= Directions for this task =
Print out all of the records exactly; no picture belongs in the result.

(Excerpts from an interface dataset)
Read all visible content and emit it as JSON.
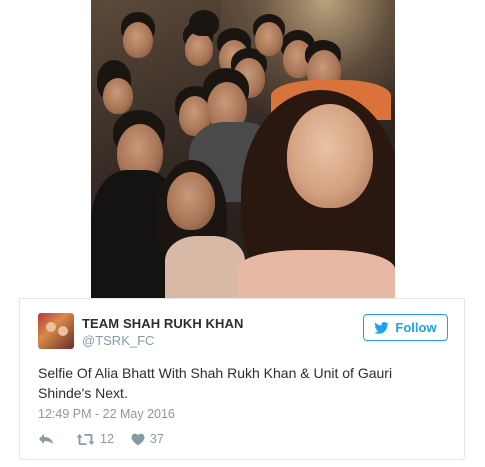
{
  "tweet": {
    "display_name": "TEAM SHAH RUKH KHAN",
    "handle": "@TSRK_FC",
    "follow_label": "Follow",
    "text_line1": "Selfie Of Alia Bhatt With Shah Rukh Khan & Unit of Gauri",
    "text_line2": "Shinde's Next.",
    "timestamp": "12:49 PM - 22 May 2016",
    "retweet_count": "12",
    "like_count": "37"
  },
  "icons": {
    "follow": "twitter-bird-icon",
    "reply": "reply-icon",
    "retweet": "retweet-icon",
    "like": "heart-icon"
  },
  "colors": {
    "accent": "#1da1f2",
    "text": "#292f33",
    "muted": "#8899a6",
    "border": "#e1e8ed"
  }
}
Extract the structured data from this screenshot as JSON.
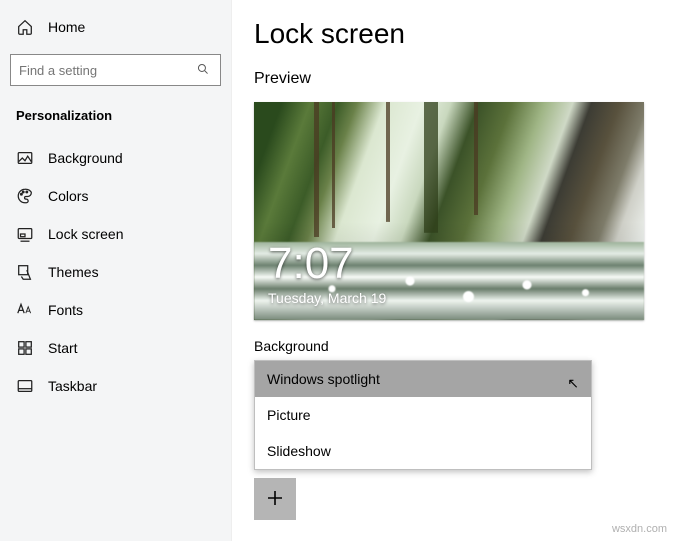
{
  "sidebar": {
    "home_label": "Home",
    "search_placeholder": "Find a setting",
    "section_header": "Personalization",
    "items": [
      {
        "label": "Background"
      },
      {
        "label": "Colors"
      },
      {
        "label": "Lock screen"
      },
      {
        "label": "Themes"
      },
      {
        "label": "Fonts"
      },
      {
        "label": "Start"
      },
      {
        "label": "Taskbar"
      }
    ]
  },
  "main": {
    "title": "Lock screen",
    "preview_header": "Preview",
    "clock": {
      "time": "7:07",
      "date": "Tuesday, March 19"
    },
    "bg_label": "Background",
    "dropdown": {
      "options": [
        {
          "label": "Windows spotlight",
          "selected": true
        },
        {
          "label": "Picture",
          "selected": false
        },
        {
          "label": "Slideshow",
          "selected": false
        }
      ]
    }
  },
  "watermark": "wsxdn.com"
}
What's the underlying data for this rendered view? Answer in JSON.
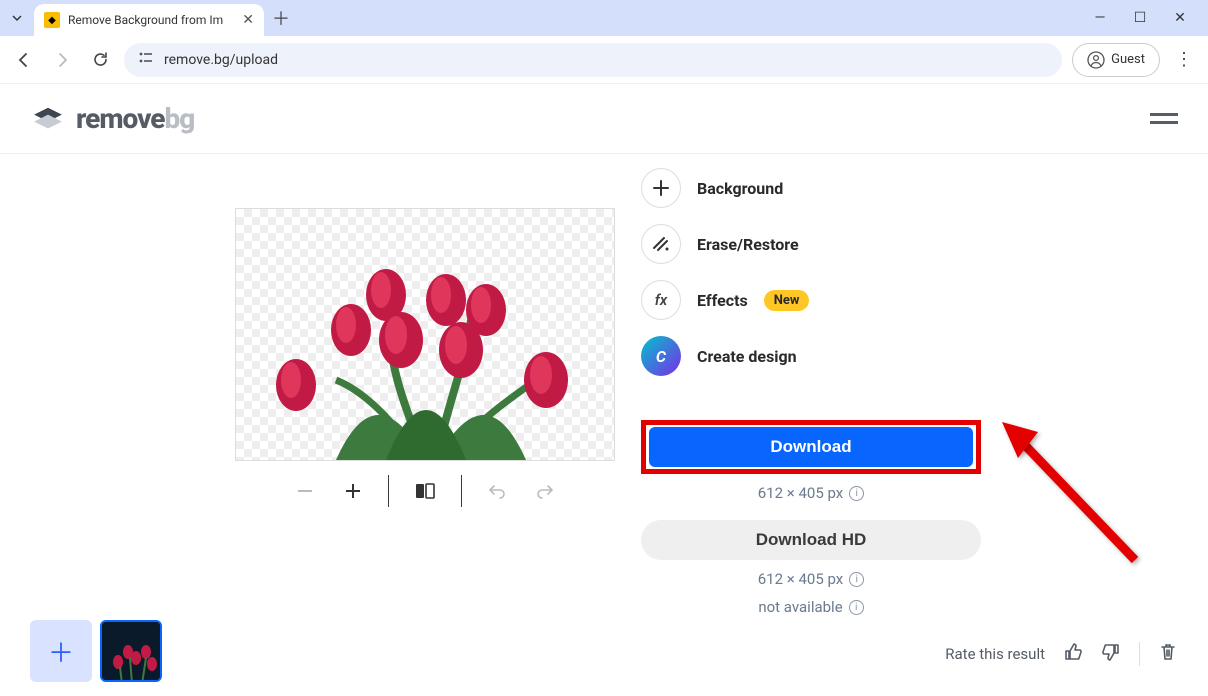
{
  "browser": {
    "tab_title": "Remove Background from Im",
    "url": "remove.bg/upload",
    "guest_label": "Guest"
  },
  "logo": {
    "remove": "remove",
    "bg": "bg"
  },
  "actions": {
    "background": "Background",
    "erase_restore": "Erase/Restore",
    "effects": "Effects",
    "effects_badge": "New",
    "create_design": "Create design"
  },
  "download": {
    "primary_label": "Download",
    "primary_dims": "612 × 405 px",
    "hd_label": "Download HD",
    "hd_dims": "612 × 405 px",
    "hd_unavailable": "not available"
  },
  "rate": {
    "label": "Rate this result"
  }
}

= Result for this task =
Read all visible content and emit it as JSON.
{
  "tweet": {
    "display_name": "TEAM SHAH RUKH KHAN",
    "handle": "@TSRK_FC",
    "follow_label": "Follow",
    "text_line1": "Selfie Of Alia Bhatt With Shah Rukh Khan & Unit of Gauri",
    "text_line2": "Shinde's Next.",
    "timestamp": "12:49 PM - 22 May 2016",
    "retweet_count": "12",
    "like_count": "37"
  },
  "icons": {
    "follow": "twitter-bird-icon",
    "reply": "reply-icon",
    "retweet": "retweet-icon",
    "like": "heart-icon"
  },
  "colors": {
    "accent": "#1da1f2",
    "text": "#292f33",
    "muted": "#8899a6",
    "border": "#e1e8ed"
  }
}
Extract the structured data from this screenshot as JSON.
{
  "sidebar": {
    "home_label": "Home",
    "search_placeholder": "Find a setting",
    "section_header": "Personalization",
    "items": [
      {
        "label": "Background"
      },
      {
        "label": "Colors"
      },
      {
        "label": "Lock screen"
      },
      {
        "label": "Themes"
      },
      {
        "label": "Fonts"
      },
      {
        "label": "Start"
      },
      {
        "label": "Taskbar"
      }
    ]
  },
  "main": {
    "title": "Lock screen",
    "preview_header": "Preview",
    "clock": {
      "time": "7:07",
      "date": "Tuesday, March 19"
    },
    "bg_label": "Background",
    "dropdown": {
      "options": [
        {
          "label": "Windows spotlight",
          "selected": true
        },
        {
          "label": "Picture",
          "selected": false
        },
        {
          "label": "Slideshow",
          "selected": false
        }
      ]
    }
  },
  "watermark": "wsxdn.com"
}
What's the underlying data for this rendered view? Answer in JSON.
{
  "browser": {
    "tab_title": "Remove Background from Im",
    "url": "remove.bg/upload",
    "guest_label": "Guest"
  },
  "logo": {
    "remove": "remove",
    "bg": "bg"
  },
  "actions": {
    "background": "Background",
    "erase_restore": "Erase/Restore",
    "effects": "Effects",
    "effects_badge": "New",
    "create_design": "Create design"
  },
  "download": {
    "primary_label": "Download",
    "primary_dims": "612 × 405 px",
    "hd_label": "Download HD",
    "hd_dims": "612 × 405 px",
    "hd_unavailable": "not available"
  },
  "rate": {
    "label": "Rate this result"
  }
}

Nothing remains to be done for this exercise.